This article discusses DKIM, SPF and DMARC which are DNS based techniques for helping reduce spam and other fraudulent email.
DKIM – Domain Keys Identified Mail
DKIM is a standard that uses public key cryptography to verify the validity of an email and could be considered a form of email authentication. It was designed to help prevent the delivery of harmful email by validating messages have not been altered in transit. DKIM is not part of the SMTP standard but works on top of the protocol.
In order for DKIM to work, a specially formatted TXT record needs to be created by the DNS administrator for the domain that sits alongside regular DNS entries for a domain.
When a message is sent by an outbound mail server, a unique DKIM signature is added to the message header.
When an inbound server receives the message, it looks up the public DKIM signature for the domain in DNS which is can then use to decrypt the signature and compare it to one it has computed itself based on the received email.
If the two signatures match, the receiving mail server knows the email is authentic and has not been altered.
SPF – Sender Policy Framework
SPF is another standard that is implemented to help combat unwanted email and spam messages.

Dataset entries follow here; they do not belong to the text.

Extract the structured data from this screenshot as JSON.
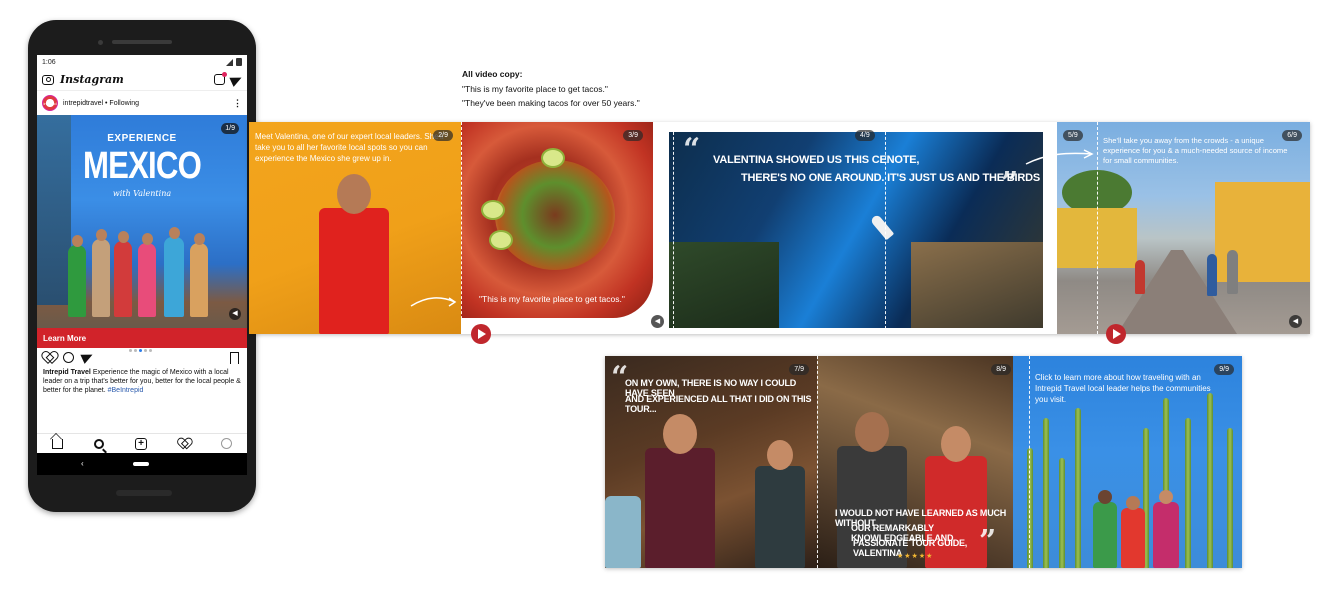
{
  "status": {
    "time": "1:06"
  },
  "instagram": {
    "logo": "Instagram",
    "account": "intrepidtravel",
    "following": "• Following",
    "avatar_text": "intrepid",
    "more": "⋮",
    "slide_counter": "1/9",
    "hero": {
      "line1": "EXPERIENCE",
      "line2": "MEXICO",
      "line3": "with Valentina"
    },
    "cta": "Learn More",
    "caption_brand": "Intrepid Travel",
    "caption_text": "Experience the magic of Mexico with a local leader on a trip that's better for you, better for the local people & better for the planet.",
    "caption_tag": "#BeIntrepid",
    "sys_back": "‹"
  },
  "video_copy": {
    "heading": "All video copy:",
    "line1": "\"This is my favorite place to get tacos.\"",
    "line2": "\"They've been making tacos for over 50 years.\""
  },
  "panels": {
    "p2": {
      "counter": "2/9",
      "text": "Meet Valentina, one of our expert local leaders. She'll take you to all her favorite local spots so you can experience the Mexico she grew up in."
    },
    "p3": {
      "counter": "3/9",
      "caption": "\"This is my favorite place to get tacos.\""
    },
    "p4": {
      "counter": "4/9",
      "caption_line1": "VALENTINA SHOWED US THIS CENOTE,",
      "caption_line2": "THERE'S NO ONE AROUND. IT'S JUST US AND THE BIRDS"
    },
    "p5": {
      "counter": "5/9"
    },
    "p6": {
      "counter": "6/9",
      "text": "She'll take you away from the crowds - a unique experience for you & a much-needed source of income for small communities."
    },
    "p7": {
      "counter": "7/9",
      "quote_line1": "ON MY OWN, THERE IS NO WAY I COULD HAVE SEEN",
      "quote_line2": "AND EXPERIENCED ALL THAT I DID ON THIS TOUR..."
    },
    "p8": {
      "counter": "8/9",
      "quote_line1": "I WOULD NOT HAVE LEARNED AS MUCH WITHOUT",
      "quote_line2": "OUR REMARKABLY KNOWLEDGEABLE AND",
      "quote_line3": "PASSIONATE TOUR GUIDE, VALENTINA",
      "stars": "★★★★★"
    },
    "p9": {
      "counter": "9/9",
      "text": "Click to learn more about how traveling with an Intrepid Travel local leader helps the communities you visit."
    }
  },
  "icons": {
    "mute": "◀",
    "quote_open": "“",
    "quote_close": "”"
  },
  "colors": {
    "brand_red": "#d1232a",
    "play_red": "#c0272d",
    "hashtag_blue": "#2b5bad"
  }
}
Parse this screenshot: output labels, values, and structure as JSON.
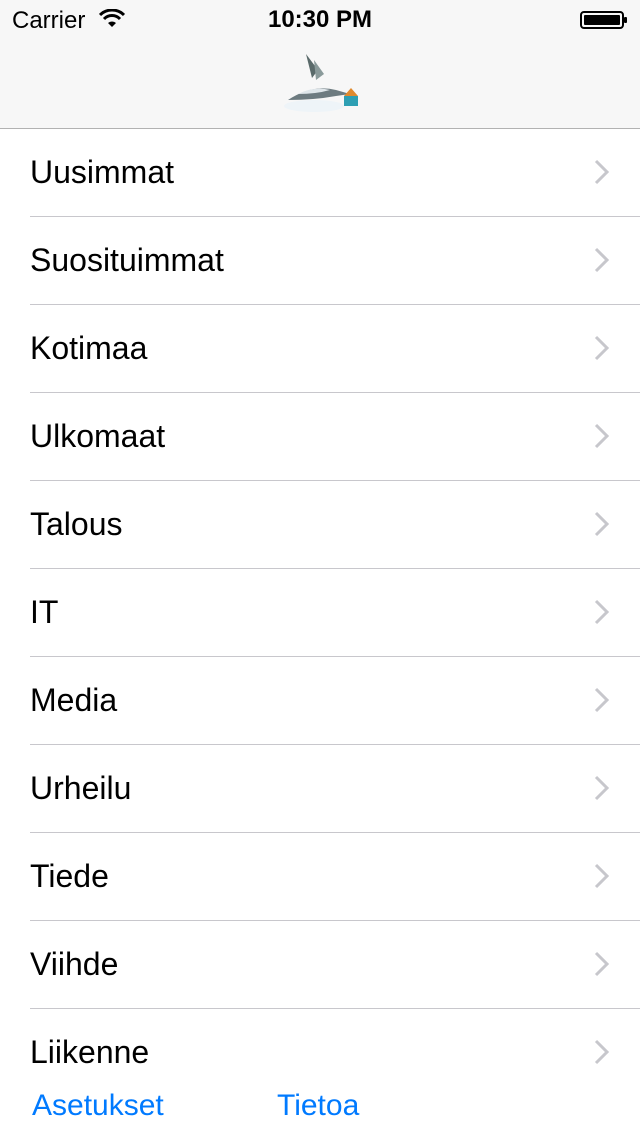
{
  "status_bar": {
    "carrier": "Carrier",
    "time": "10:30 PM",
    "wifi_icon": "wifi-icon",
    "battery_icon": "battery-full-icon"
  },
  "nav_bar": {
    "logo_icon": "stork-logo-icon"
  },
  "categories": [
    {
      "label": "Uusimmat"
    },
    {
      "label": "Suosituimmat"
    },
    {
      "label": "Kotimaa"
    },
    {
      "label": "Ulkomaat"
    },
    {
      "label": "Talous"
    },
    {
      "label": "IT"
    },
    {
      "label": "Media"
    },
    {
      "label": "Urheilu"
    },
    {
      "label": "Tiede"
    },
    {
      "label": "Viihde"
    },
    {
      "label": "Liikenne"
    }
  ],
  "toolbar": {
    "settings_label": "Asetukset",
    "info_label": "Tietoa"
  },
  "colors": {
    "accent": "#007aff",
    "chevron": "#c7c7cc",
    "separator": "#c8c7cc",
    "bar_background": "#f7f7f7"
  }
}
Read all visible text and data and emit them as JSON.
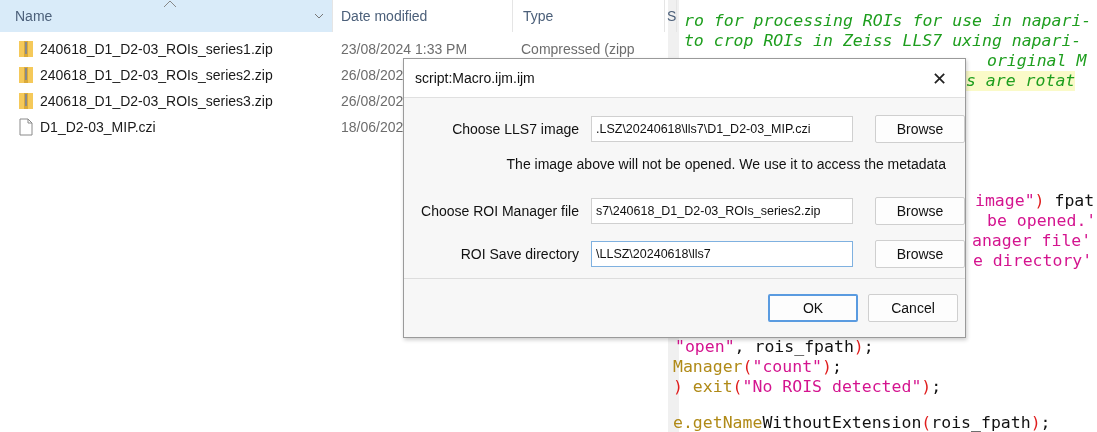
{
  "explorer": {
    "columns": [
      {
        "label": "Name",
        "sorted": true
      },
      {
        "label": "Date modified",
        "sorted": false
      },
      {
        "label": "Type",
        "sorted": false
      },
      {
        "label": "S",
        "sorted": false
      }
    ],
    "files": [
      {
        "kind": "zip",
        "name": "240618_D1_D2-03_ROIs_series1.zip",
        "date": "23/08/2024 1:33 PM",
        "type": "Compressed (zipp"
      },
      {
        "kind": "zip",
        "name": "240618_D1_D2-03_ROIs_series2.zip",
        "date": "26/08/202"
      },
      {
        "kind": "zip",
        "name": "240618_D1_D2-03_ROIs_series3.zip",
        "date": "26/08/202"
      },
      {
        "kind": "file",
        "name": "D1_D2-03_MIP.czi",
        "date": "18/06/202"
      }
    ]
  },
  "editor": {
    "lines": [
      {
        "highlighted": false,
        "segments": [
          {
            "kind": "comment",
            "text": "ro for processing ROIs for use in napari-"
          }
        ]
      },
      {
        "highlighted": false,
        "segments": [
          {
            "kind": "comment",
            "text": " to crop ROIs in Zeiss LLS7 uxing napari-"
          }
        ]
      },
      {
        "highlighted": false,
        "segments": [
          {
            "kind": "comment",
            "text": "original M"
          }
        ]
      },
      {
        "highlighted": true,
        "segments": [
          {
            "kind": "comment",
            "text": "s are rotat"
          }
        ]
      },
      {
        "highlighted": false,
        "segments": [
          {
            "kind": "string",
            "text": "image\""
          },
          {
            "kind": "paren",
            "text": ")"
          },
          {
            "kind": "plain",
            "text": " fpat"
          }
        ]
      },
      {
        "highlighted": false,
        "segments": [
          {
            "kind": "string",
            "text": "be opened.'"
          }
        ]
      },
      {
        "highlighted": false,
        "segments": [
          {
            "kind": "string",
            "text": "anager file'"
          }
        ]
      },
      {
        "highlighted": false,
        "segments": [
          {
            "kind": "string",
            "text": "e directory'"
          }
        ]
      },
      {
        "highlighted": false,
        "segments": [
          {
            "kind": "string",
            "text": "\"open\""
          },
          {
            "kind": "plain",
            "text": ", rois_fpath"
          },
          {
            "kind": "paren",
            "text": ")"
          },
          {
            "kind": "plain",
            "text": ";"
          }
        ]
      },
      {
        "highlighted": false,
        "segments": [
          {
            "kind": "func",
            "text": "Manager"
          },
          {
            "kind": "paren",
            "text": "("
          },
          {
            "kind": "string",
            "text": "\"count\""
          },
          {
            "kind": "paren",
            "text": ")"
          },
          {
            "kind": "plain",
            "text": ";"
          }
        ]
      },
      {
        "highlighted": false,
        "segments": [
          {
            "kind": "paren",
            "text": ")"
          },
          {
            "kind": "func",
            "text": " exit"
          },
          {
            "kind": "paren",
            "text": "("
          },
          {
            "kind": "string",
            "text": "\"No ROIS detected\""
          },
          {
            "kind": "paren",
            "text": ")"
          },
          {
            "kind": "plain",
            "text": ";"
          }
        ]
      },
      {
        "highlighted": false,
        "segments": [
          {
            "kind": "func",
            "text": "e.getName"
          },
          {
            "kind": "plain",
            "text": "WithoutExtension"
          },
          {
            "kind": "paren",
            "text": "("
          },
          {
            "kind": "plain",
            "text": "rois_fpath"
          },
          {
            "kind": "paren",
            "text": ")"
          },
          {
            "kind": "plain",
            "text": ";"
          }
        ]
      }
    ]
  },
  "dialog": {
    "title": "script:Macro.ijm.ijm",
    "close": "✕",
    "fields": [
      {
        "label": "Choose LLS7 image",
        "value": ".LSZ\\20240618\\lls7\\D1_D2-03_MIP.czi",
        "button": "Browse",
        "focused": false
      },
      {
        "label": "Choose ROI Manager file",
        "value": "s7\\240618_D1_D2-03_ROIs_series2.zip",
        "button": "Browse",
        "focused": false
      },
      {
        "label": "ROI Save directory",
        "value": "\\LLSZ\\20240618\\lls7",
        "button": "Browse",
        "focused": true
      }
    ],
    "message": "The image above will not be opened. We use it to access the metadata",
    "buttons": [
      {
        "label": "OK",
        "default": true
      },
      {
        "label": "Cancel",
        "default": false
      }
    ]
  }
}
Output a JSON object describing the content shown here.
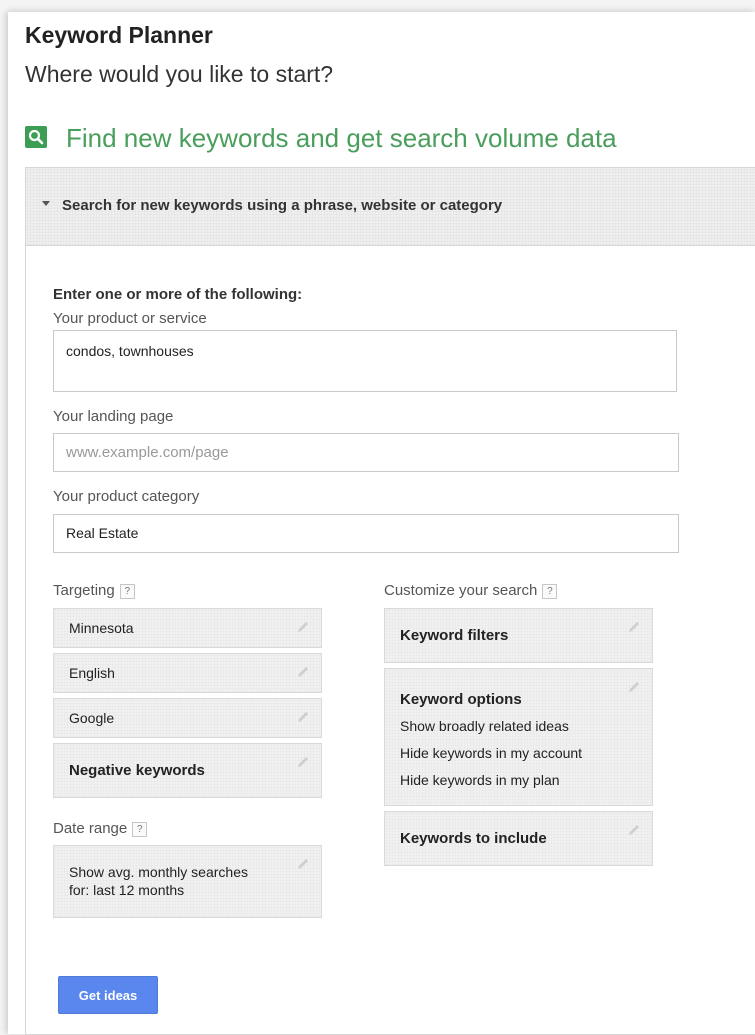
{
  "header": {
    "title": "Keyword Planner",
    "subtitle": "Where would you like to start?"
  },
  "section": {
    "icon": "search-icon",
    "title": "Find new keywords and get search volume data",
    "accent_color": "#4a9e5c"
  },
  "panel": {
    "header_label": "Search for new keywords using a phrase, website or category",
    "intro": "Enter one or more of the following:",
    "product_label": "Your product or service",
    "product_value": "condos, townhouses",
    "landing_label": "Your landing page",
    "landing_placeholder": "www.example.com/page",
    "category_label": "Your product category",
    "category_value": "Real Estate"
  },
  "targeting": {
    "label": "Targeting",
    "help": "?",
    "items": [
      "Minnesota",
      "English",
      "Google"
    ],
    "negative": "Negative keywords"
  },
  "date_range": {
    "label": "Date range",
    "help": "?",
    "line1": "Show avg. monthly searches",
    "line2": "for: last 12 months"
  },
  "customize": {
    "label": "Customize your search",
    "help": "?",
    "filters": "Keyword filters",
    "options_title": "Keyword options",
    "options": [
      "Show broadly related ideas",
      "Hide keywords in my account",
      "Hide keywords in my plan"
    ],
    "include": "Keywords to include"
  },
  "actions": {
    "get_ideas": "Get ideas",
    "button_color": "#5a87ee"
  }
}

As with DKIM, a specially formatted DNS record is required in for implementation. This record is still in the TXT formal but is known as an SPF record and contains information about the IP addresses mail servers that are allowed to originate email for the domain.
When an attempt is made to deliver a message, the receiving mail server looks for an SPF record associated with the sending domain and then looks to see that the IP address of the sending mail server is included in the authorised list.
If the sending mail server is not in the list provided by the domain’s SPF record, the receiving server can take a number of actions including rejecting, quarantining or simply accepting the message.
An example SPF record can be seen below:
activereach.net. 333 IN TXT "v=spf1" "include:_spf.google.com" "~all"
This effectively says that email purporting to be from activereach.net will only genuinely originate from the list of email servers listed under the domain record _spf.google.com.
DMARC – Domain-based Message Authentication, Reporting and Conformance
DMARC is not an email authentication mechanism in its own right but instead unifies the functionality of DKIM and SPF. It allows a domain administrator to publish a policy in DNS that can be used to suggest actions to be taken by mail hosts when incoming messages fail validity checks by either having a broken DKIM signature or are received from a host not included in the list of authorised senders.
DMARC also enables reporting of actions taken against mail claiming to be from the administrator’s domain.
The following record is an example of a DMARC record and will advise the receiving mail server to reject 100% of mail that fails the DKIM or SPF check along with sending aggregate reports to firstname.lastname@example.org
_dmarc.activereach.net text = "v=DMARC1; p=reject; pct=100; rua=mailto:email@example.com"
Setting up DKIM, SPF and DMARC is relatively simple and can help prevent spoofing, spam and phishing emails purporting to originate from your domain. While it is not a “mandatory” standard, if you have a domain name and email associated with your domain, it’s well worth configuring for extra peace of mind.